A yellow warning for lightning has been issued across southern parts of England for Saturday afternoon and evening, following soaring temperatures on Friday.
The UK recorded its hottest day of the year on Friday for the third day in a row with temperatures reaching 32.7C in Santon Downham in Suffolk.
Temperatures dropped on Saturday and the Met Office warned storms could rumble over the southwest and into southern England on Saturday afternoon until 7pm.
Forecasters are predicting heavy rainfall but fear the rapid pace of the lightning is "more likely to be a hazard," with the most frequent strikes expected in parts of Cornwall and Devon.
Residents have been told to prepare for some short-term loss of power or other utility services and potential damage to buildings.
No weather warnings have so far been issued for Sunday.
As a result of an influx of cooler Atlantic air, the mercury was predicted to drop on Saturday across Scotland, Wales, Northern Ireland and the majority of England, potentially by as much as 15C in some parts.
On Sunday, rain showers are predicted for southern parts and the North while other regions are expected to have sunny spells.
A flood warning for a tidal area of the Thames in London was lifted on Saturday morning.
A flood alert for the Churchill Barriers in the Orkney Islands was also removed on Saturday, by the Scottish Environment Protection Agency.
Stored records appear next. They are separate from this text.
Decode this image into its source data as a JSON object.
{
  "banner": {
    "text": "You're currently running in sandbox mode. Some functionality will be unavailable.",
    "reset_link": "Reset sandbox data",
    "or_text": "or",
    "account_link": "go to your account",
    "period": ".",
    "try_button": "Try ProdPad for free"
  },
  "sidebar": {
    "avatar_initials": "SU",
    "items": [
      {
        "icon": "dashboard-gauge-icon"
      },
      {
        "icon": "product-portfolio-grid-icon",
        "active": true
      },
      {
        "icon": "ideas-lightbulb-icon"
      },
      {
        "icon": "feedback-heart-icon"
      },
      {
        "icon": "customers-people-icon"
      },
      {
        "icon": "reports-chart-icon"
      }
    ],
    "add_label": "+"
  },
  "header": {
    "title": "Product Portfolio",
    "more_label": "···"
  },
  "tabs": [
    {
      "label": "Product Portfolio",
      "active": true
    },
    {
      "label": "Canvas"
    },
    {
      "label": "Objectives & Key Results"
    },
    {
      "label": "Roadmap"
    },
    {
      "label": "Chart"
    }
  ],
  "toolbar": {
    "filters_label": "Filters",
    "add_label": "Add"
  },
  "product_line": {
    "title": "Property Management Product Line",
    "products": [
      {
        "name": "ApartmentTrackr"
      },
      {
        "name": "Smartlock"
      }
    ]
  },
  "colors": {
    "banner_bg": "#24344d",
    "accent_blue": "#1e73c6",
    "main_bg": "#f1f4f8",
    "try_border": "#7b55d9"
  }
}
By mid-afternoon on Saturday, Scotland had no flood alerts or warnings in place.